97 percent of climate scientists agree that human behavior is warming the earth. That’s not question or a controversy; it’s a fact. And surely we need to teach students the difference. Indeed, they can’t participate constructively in the real controversies of our time — about climate change, and everything else — unless they learn to distinguish fact from opinion, and knowledge from belief.” So far we haven’t done a very good job at teaching our students these skills. Given the significant challenges we face in our modern world, and the overwhelming amount of information found on the Internet (much of which is garbage), it is essential that we teach our students the skills necessary to evaluate truth claims.

Source: Jonathan Zimmerman: Thanks to right-wing deniers, schools still sow seeds of doubt over climate change | Dallas Morning News

Propaganda and De-humanization: “The Brain with David Eagleman” PBS

The study of history is the study of human nature. However, it’s not the only way to understand human behavior. Science can also illuminate the mysteries of human behavior. Scientists may approach the problem in a different way, but they are also trying to understand human beings. So, I was thrilled when David Eagleman turned to the subject of ethnic/religious conflict in the third program in a series on the brain.  And he used the War in Bosnia (something I’ve spent years studying) to illustrate the problem.
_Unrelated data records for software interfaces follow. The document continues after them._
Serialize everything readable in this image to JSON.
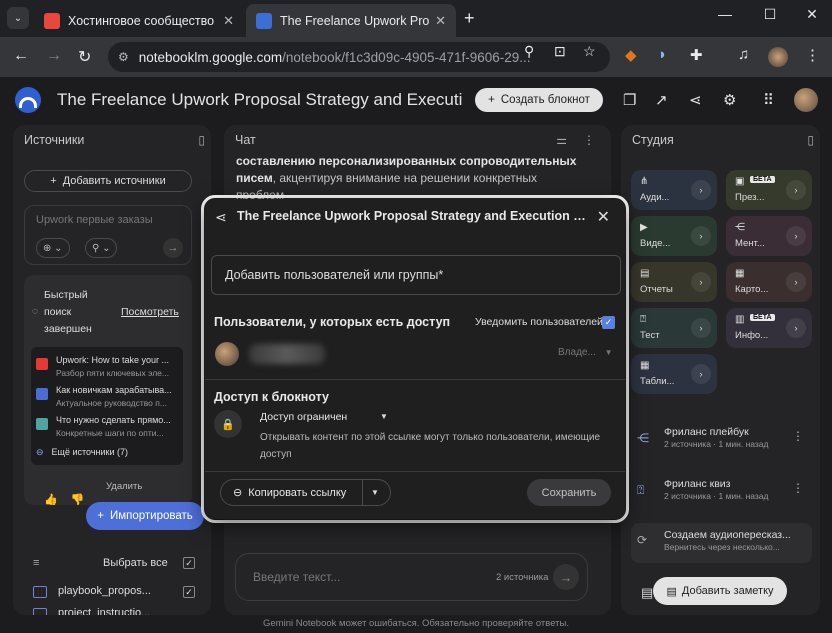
{
  "browser": {
    "tabs": [
      {
        "title": "Хостинговое сообщество «Tim",
        "close": "✕",
        "favicon_color": "#e9463c"
      },
      {
        "title": "The Freelance Upwork Proposal",
        "close": "✕",
        "favicon_color": "#3b6fd6"
      }
    ],
    "tab_list_glyph": "⌄",
    "new_tab": "+",
    "window_controls": {
      "min": "—",
      "max": "☐",
      "close": "✕"
    },
    "nav": {
      "back": "←",
      "forward": "→",
      "reload": "↻"
    },
    "url_host": "notebooklm.google.com",
    "url_path": "/notebook/f1c3d09c-4905-471f-9606-29..."
  },
  "app": {
    "title": "The Freelance Upwork Proposal Strategy and Execution Pl",
    "create_button": "Создать блокнот"
  },
  "sources": {
    "title": "Источники",
    "add_button": "Добавить источники",
    "search_placeholder": "Upwork первые заказы",
    "quick_search_status": "Быстрый поиск завершен",
    "quick_search_view": "Посмотреть",
    "results": [
      {
        "title": "Upwork: How to take your ...",
        "subtitle": "Разбор пяти ключевых эле...",
        "icon_color": "#e53935"
      },
      {
        "title": "Как новичкам зарабатыва...",
        "subtitle": "Актуальное руководство п...",
        "icon_color": "#4a6cd4"
      },
      {
        "title": "Что нужно сделать прямо...",
        "subtitle": "Конкретные шаги по опти...",
        "icon_color": "#4fa3a0"
      }
    ],
    "more_sources": "Ещё источники (7)",
    "delete": "Удалить",
    "import_button": "Импортировать",
    "select_all": "Выбрать все",
    "files": [
      "playbook_propos...",
      "project_instructio..."
    ]
  },
  "chat": {
    "title": "Чат",
    "text_bold": "составлению персонализированных сопроводительных писем",
    "text_rest": ", акцентируя внимание на решении конкретных проблем",
    "input_placeholder": "Введите текст...",
    "source_count": "2 источника"
  },
  "studio": {
    "title": "Студия",
    "tiles": [
      {
        "label": "Ауди...",
        "bg": "#2c3340",
        "beta": ""
      },
      {
        "label": "През...",
        "bg": "#363a2c",
        "beta": "БЕТА"
      },
      {
        "label": "Виде...",
        "bg": "#2a3a30",
        "beta": ""
      },
      {
        "label": "Мент...",
        "bg": "#3a2d36",
        "beta": ""
      },
      {
        "label": "Отчеты",
        "bg": "#37362a",
        "beta": ""
      },
      {
        "label": "Карто...",
        "bg": "#3a2e2e",
        "beta": ""
      },
      {
        "label": "Тест",
        "bg": "#2a3838",
        "beta": ""
      },
      {
        "label": "Инфо...",
        "bg": "#33303c",
        "beta": "БЕТА"
      },
      {
        "label": "Табли...",
        "bg": "#2c3240",
        "beta": ""
      }
    ],
    "notes": [
      {
        "title": "Фриланс плейбук",
        "meta": "2 источника · 1 мин. назад"
      },
      {
        "title": "Фриланс квиз",
        "meta": "2 источника · 1 мин. назад"
      },
      {
        "title": "Создаем аудиопересказ...",
        "meta": "Вернитесь через несколько..."
      }
    ],
    "add_note": "Добавить заметку"
  },
  "dialog": {
    "title": "The Freelance Upwork Proposal Strategy and Execution Playboo...",
    "input_placeholder": "Добавить пользователей или группы*",
    "users_heading": "Пользователи, у которых есть доступ",
    "notify": "Уведомить пользователей",
    "role": "Владе...",
    "access_heading": "Доступ к блокноту",
    "access_value": "Доступ ограничен",
    "access_desc": "Открывать контент по этой ссылке могут только пользователи, имеющие доступ",
    "copy_link": "Копировать ссылку",
    "save": "Сохранить"
  },
  "footer": "Gemini Notebook может ошибаться. Обязательно проверяйте ответы."
}
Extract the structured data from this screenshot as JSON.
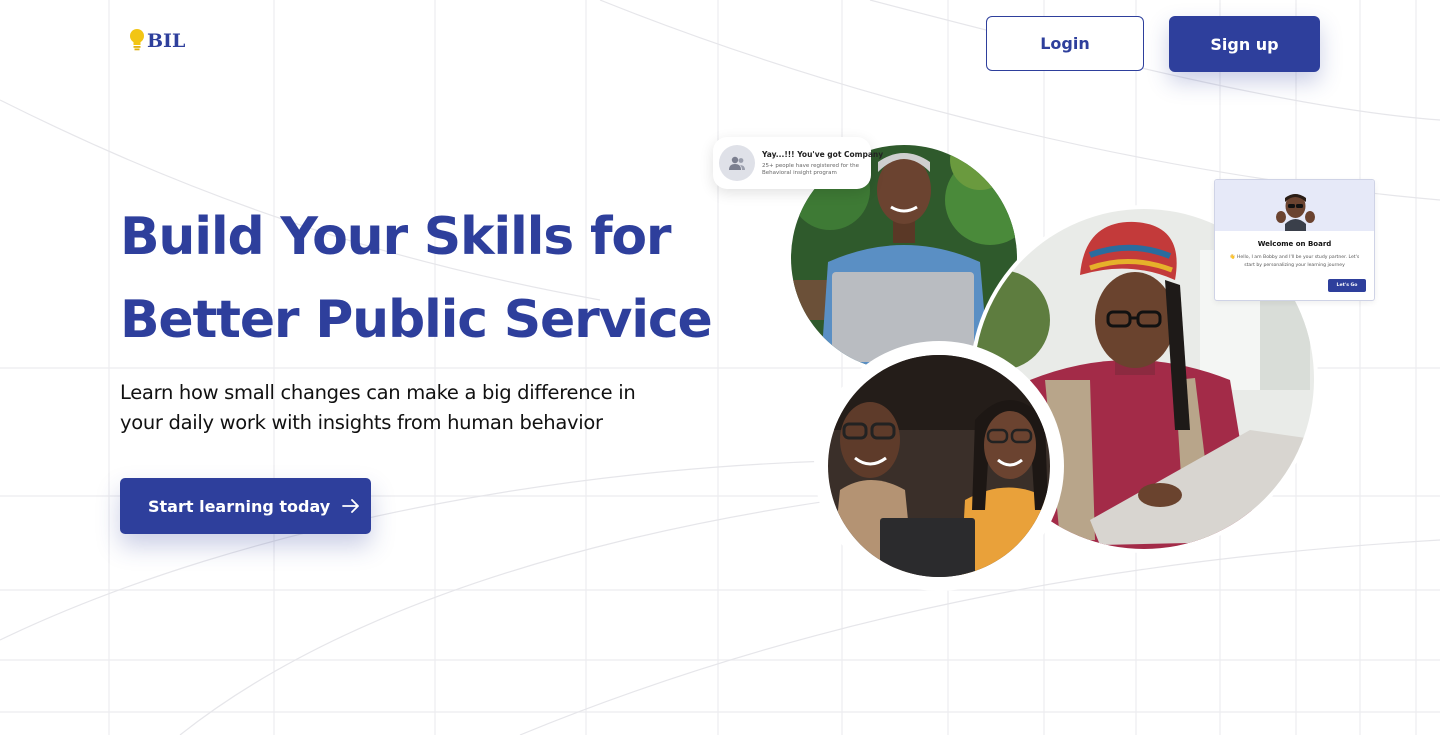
{
  "brand": {
    "logo_text": "BIL",
    "accent": "#2e3f9c",
    "bulb_color": "#f2c515"
  },
  "header": {
    "login_label": "Login",
    "signup_label": "Sign up"
  },
  "hero": {
    "title_line1": "Build Your Skills for",
    "title_line2": "Better Public Service",
    "subtitle_line1": "Learn how small changes can make a big difference in",
    "subtitle_line2": "your daily work with insights from human behavior",
    "cta_label": "Start learning today",
    "cta_icon": "arrow-right-icon"
  },
  "notification": {
    "title": "Yay...!!! You've got Company",
    "description": "25+ people have registered for the Behavioral insight program",
    "icon": "users-icon"
  },
  "welcome_card": {
    "title": "Welcome on Board",
    "message": "👋 Hello, I am Bobby and I'll be your study partner. Let's start by personalizing your learning journey",
    "button_label": "Let's Go"
  },
  "photos": [
    {
      "name": "man-with-laptop-photo"
    },
    {
      "name": "woman-with-headwrap-photo"
    },
    {
      "name": "couple-with-laptop-photo"
    }
  ]
}
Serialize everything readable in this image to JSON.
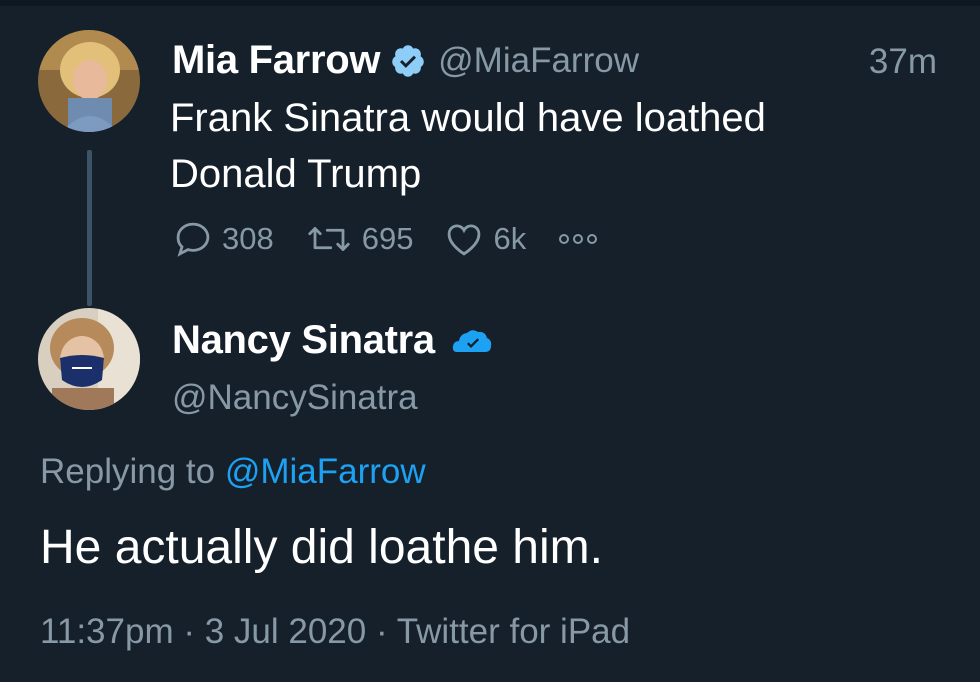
{
  "original_tweet": {
    "display_name": "Mia Farrow",
    "handle": "@MiaFarrow",
    "time_ago": "37m",
    "text_line1": "Frank Sinatra would have loathed",
    "text_line2": "Donald Trump",
    "replies": "308",
    "retweets": "695",
    "likes": "6k"
  },
  "reply_tweet": {
    "display_name": "Nancy Sinatra",
    "handle": "@NancySinatra",
    "replying_prefix": "Replying to",
    "replying_mention": "@MiaFarrow",
    "text": "He actually did loathe him.",
    "meta": "11:37pm · 3 Jul 2020 · Twitter for iPad"
  },
  "colors": {
    "background": "#15202b",
    "secondary_text": "#8899a6",
    "accent": "#1da1f2"
  },
  "icons": [
    "verified-badge-icon",
    "reply-icon",
    "retweet-icon",
    "like-icon",
    "more-icon"
  ]
}
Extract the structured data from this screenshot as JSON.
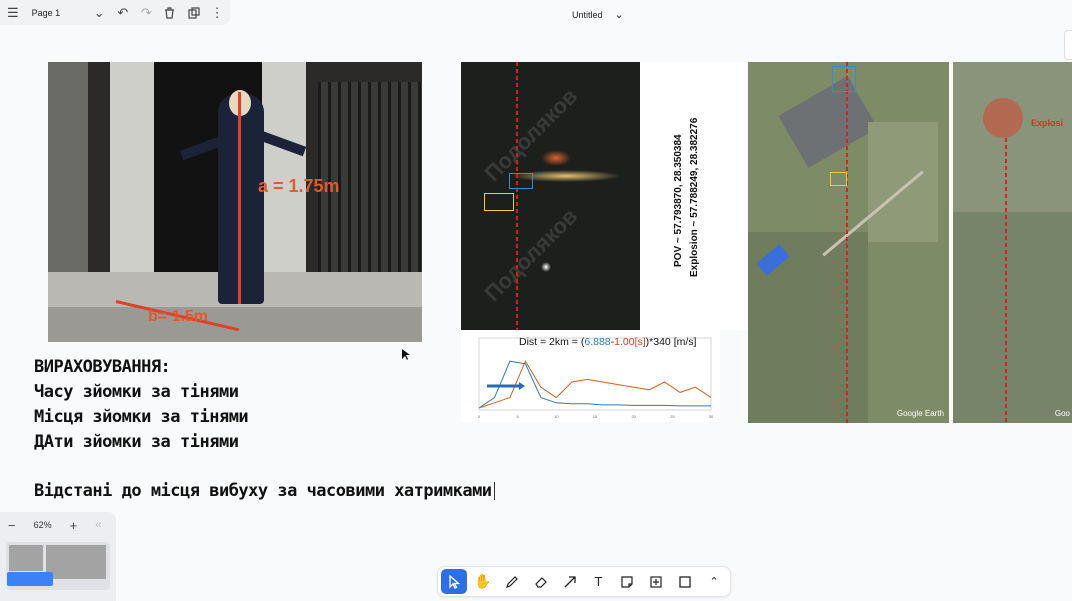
{
  "topbar": {
    "page_name": "Page 1"
  },
  "document": {
    "title": "Untitled"
  },
  "photo1": {
    "label_a": "a = 1.75m",
    "label_b": "b= 1.5m"
  },
  "notes": {
    "line1": "ВИРАХОВУВАННЯ:",
    "line2": "Часу зйомки за тінями",
    "line3": "Місця зйомки за тінями",
    "line4": "ДАти зйомки за тінями",
    "line5": "Відстані до місця вибуху за часовими хатримками"
  },
  "video": {
    "watermark": "Подоляков"
  },
  "coords": {
    "pov": "POV ~ 57.793870, 28.350384",
    "explosion": "Explosion ~ 57.788249, 28.382276"
  },
  "chart_data": {
    "type": "line",
    "title": "",
    "annotation": {
      "prefix": "Dist = 2km = (",
      "t1": "6.888",
      "sep": "-",
      "t2": "1.00[s]",
      "suffix": ")*340 [m/s]"
    },
    "x_ticks": [
      "0",
      "5",
      "10",
      "15",
      "20",
      "25",
      "30"
    ],
    "xlim": [
      0,
      30
    ],
    "series": [
      {
        "color": "#2a7ac0",
        "values": [
          0,
          0.2,
          0.9,
          0.85,
          0.2,
          0.1,
          0.08,
          0.08,
          0.06,
          0.06,
          0.05,
          0.05,
          0.05,
          0.04,
          0.04,
          0.04
        ]
      },
      {
        "color": "#d06020",
        "values": [
          0,
          0.1,
          0.2,
          0.9,
          0.4,
          0.2,
          0.5,
          0.55,
          0.5,
          0.45,
          0.4,
          0.35,
          0.5,
          0.3,
          0.4,
          0.2
        ]
      }
    ]
  },
  "maps": {
    "map1_label": "Google Earth",
    "map2_label": "Goo",
    "explosion_label": "Explosi"
  },
  "zoom": {
    "level": "62%"
  },
  "colors": {
    "accent": "#2f6fe4",
    "marker_red": "#e0402a"
  }
}
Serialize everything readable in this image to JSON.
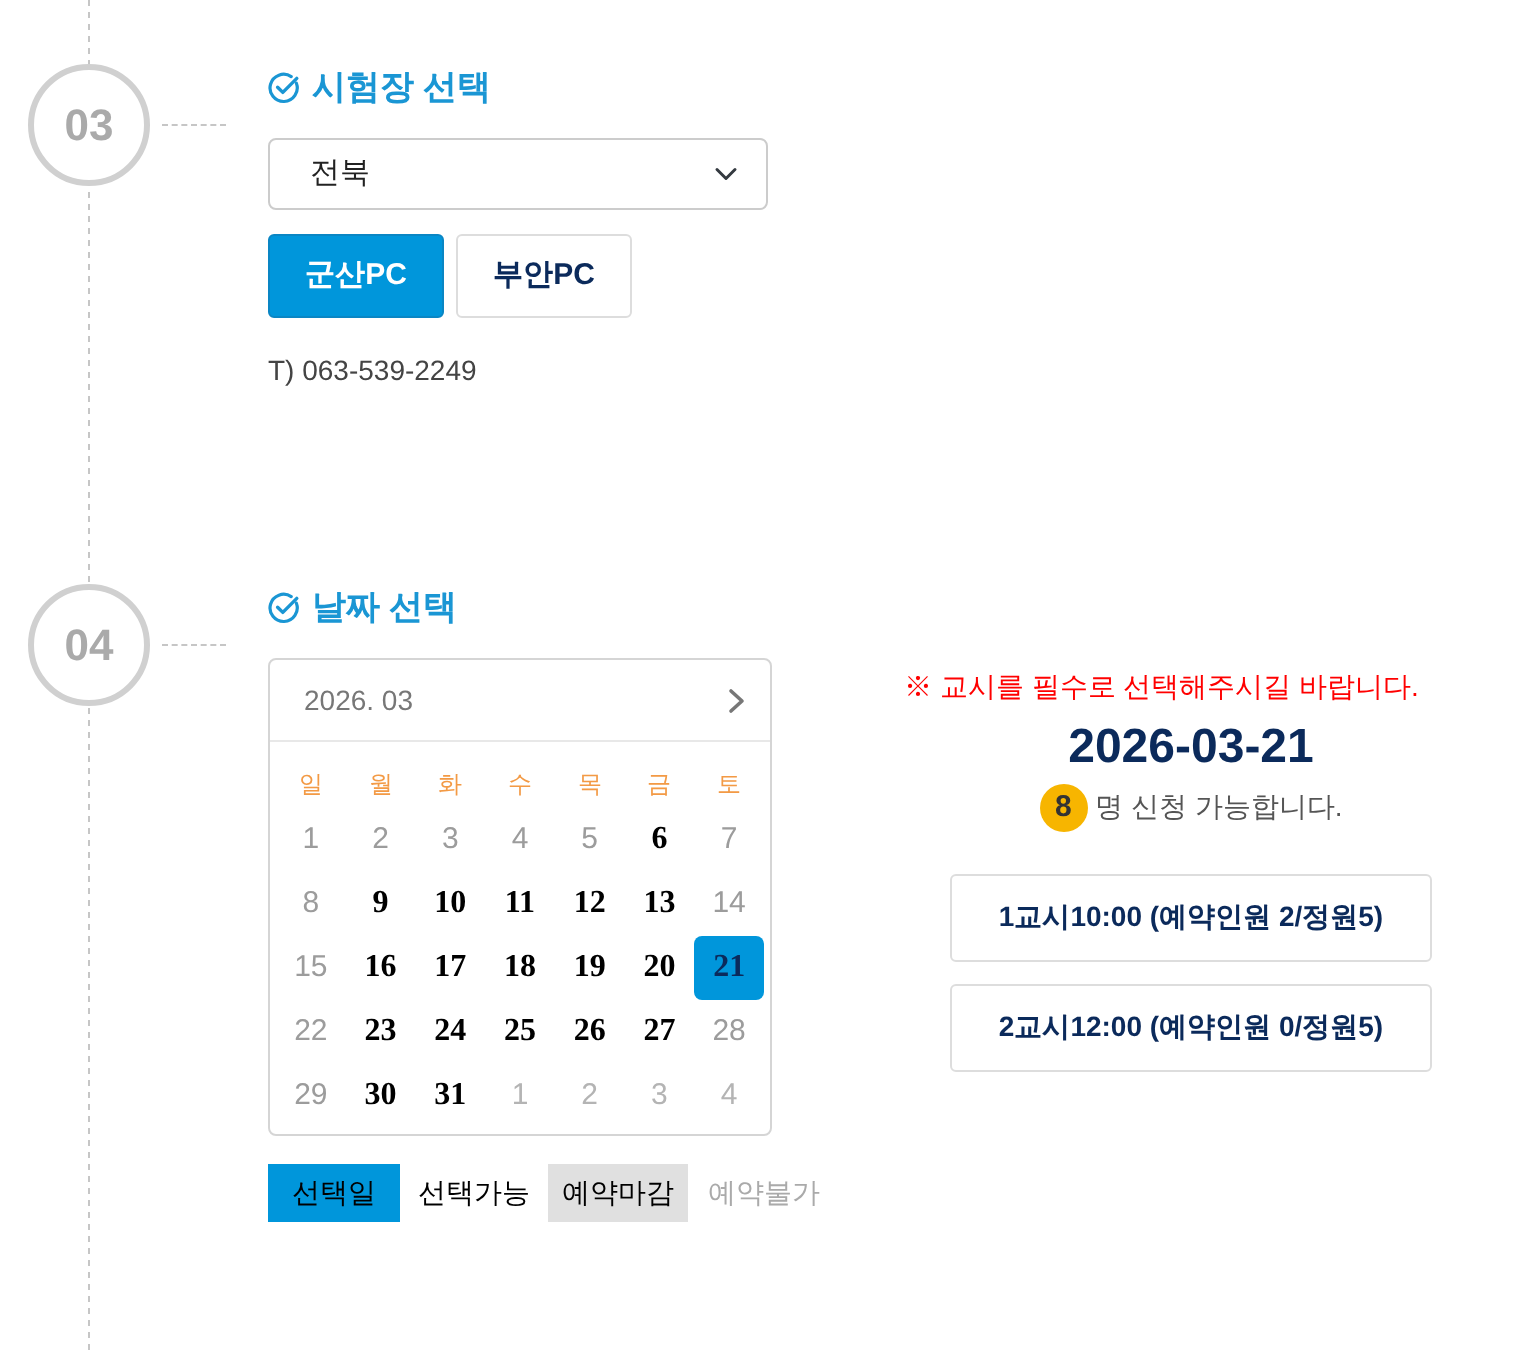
{
  "sections": [
    {
      "kind": "site",
      "number": "03",
      "title": "시험장 선택",
      "region_select": {
        "value": "전북"
      },
      "sites": [
        {
          "label": "군산PC",
          "selected": true
        },
        {
          "label": "부안PC",
          "selected": false
        }
      ],
      "phone": "T) 063-539-2249"
    },
    {
      "kind": "date",
      "number": "04",
      "title": "날짜 선택",
      "calendar": {
        "month_label": "2026. 03",
        "weekdays": [
          "일",
          "월",
          "화",
          "수",
          "목",
          "금",
          "토"
        ],
        "days": [
          {
            "label": "1",
            "kind": "unavailable",
            "selected": false
          },
          {
            "label": "2",
            "kind": "unavailable",
            "selected": false
          },
          {
            "label": "3",
            "kind": "unavailable",
            "selected": false
          },
          {
            "label": "4",
            "kind": "unavailable",
            "selected": false
          },
          {
            "label": "5",
            "kind": "unavailable",
            "selected": false
          },
          {
            "label": "6",
            "kind": "available",
            "selected": false
          },
          {
            "label": "7",
            "kind": "unavailable",
            "selected": false
          },
          {
            "label": "8",
            "kind": "unavailable",
            "selected": false
          },
          {
            "label": "9",
            "kind": "available",
            "selected": false
          },
          {
            "label": "10",
            "kind": "available",
            "selected": false
          },
          {
            "label": "11",
            "kind": "available",
            "selected": false
          },
          {
            "label": "12",
            "kind": "available",
            "selected": false
          },
          {
            "label": "13",
            "kind": "available",
            "selected": false
          },
          {
            "label": "14",
            "kind": "unavailable",
            "selected": false
          },
          {
            "label": "15",
            "kind": "unavailable",
            "selected": false
          },
          {
            "label": "16",
            "kind": "available",
            "selected": false
          },
          {
            "label": "17",
            "kind": "available",
            "selected": false
          },
          {
            "label": "18",
            "kind": "available",
            "selected": false
          },
          {
            "label": "19",
            "kind": "available",
            "selected": false
          },
          {
            "label": "20",
            "kind": "available",
            "selected": false
          },
          {
            "label": "21",
            "kind": "available",
            "selected": true
          },
          {
            "label": "22",
            "kind": "unavailable",
            "selected": false
          },
          {
            "label": "23",
            "kind": "available",
            "selected": false
          },
          {
            "label": "24",
            "kind": "available",
            "selected": false
          },
          {
            "label": "25",
            "kind": "available",
            "selected": false
          },
          {
            "label": "26",
            "kind": "available",
            "selected": false
          },
          {
            "label": "27",
            "kind": "available",
            "selected": false
          },
          {
            "label": "28",
            "kind": "unavailable",
            "selected": false
          },
          {
            "label": "29",
            "kind": "unavailable",
            "selected": false
          },
          {
            "label": "30",
            "kind": "available",
            "selected": false
          },
          {
            "label": "31",
            "kind": "available",
            "selected": false
          },
          {
            "label": "1",
            "kind": "other-month",
            "selected": false
          },
          {
            "label": "2",
            "kind": "other-month",
            "selected": false
          },
          {
            "label": "3",
            "kind": "other-month",
            "selected": false
          },
          {
            "label": "4",
            "kind": "other-month",
            "selected": false
          }
        ]
      },
      "legend": [
        {
          "label": "선택일",
          "kind": "selected"
        },
        {
          "label": "선택가능",
          "kind": "available"
        },
        {
          "label": "예약마감",
          "kind": "closed"
        },
        {
          "label": "예약불가",
          "kind": "unavailable"
        }
      ],
      "notice": "※ 교시를 필수로 선택해주시길 바랍니다.",
      "selected_date": "2026-03-21",
      "available_count": "8",
      "available_text": "명 신청 가능합니다.",
      "time_slots": [
        "1교시10:00 (예약인원 2/정원5)",
        "2교시12:00 (예약인원 0/정원5)"
      ]
    }
  ]
}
What have scientists found? That when people are confronted with people in our out group (however defined) our brains react as if they were objects, not human beings. The ability to empathize with those in their out group had been lost. How does this de-humanization happen? Usually, through propaganda.

I’ve spent years studying religious/ethnic conflict to come to the same conclusion. He also proposed the same solution: educate students to detect propaganda. In other words, we need to educate students to be good B.S. detectors and independent thinkers. This is one of the reasons why the humanities are so important, particularly philosophy and history.

Here’s the link to the website for the PBS program:  The Brain with David Eagleman

“Before the bubonic plague wrecked Europe, it was way less contagious”

New Research: “They found the DNA of Yersinia pestis bacteria in seven individuals, the oldest of which walked the earth around 2794 B.C. Until now, the earliest known DNA sample of this bacteria dated to the sixth century Plague of Justinian.” Very cool!

Read the entire article here: Before the bubonic plague wrecked Europe, it was way less contagious

“The Vital Fact that’s Been Lost in the Debate Over Those Planned Parenthood Videos” | History News Network

Johanna Schoen reviews the history of fetal tissue research in order to inform “[t]hose who want to defend Planned Parenthood and a woman’s ability to make her own reproductive choices” so that they can give it “a full-throated defense. “

Read the entire article here: History News Network | The Vital Fact that’s Been Lost in the Debate Over Those Planned Parenthood Videos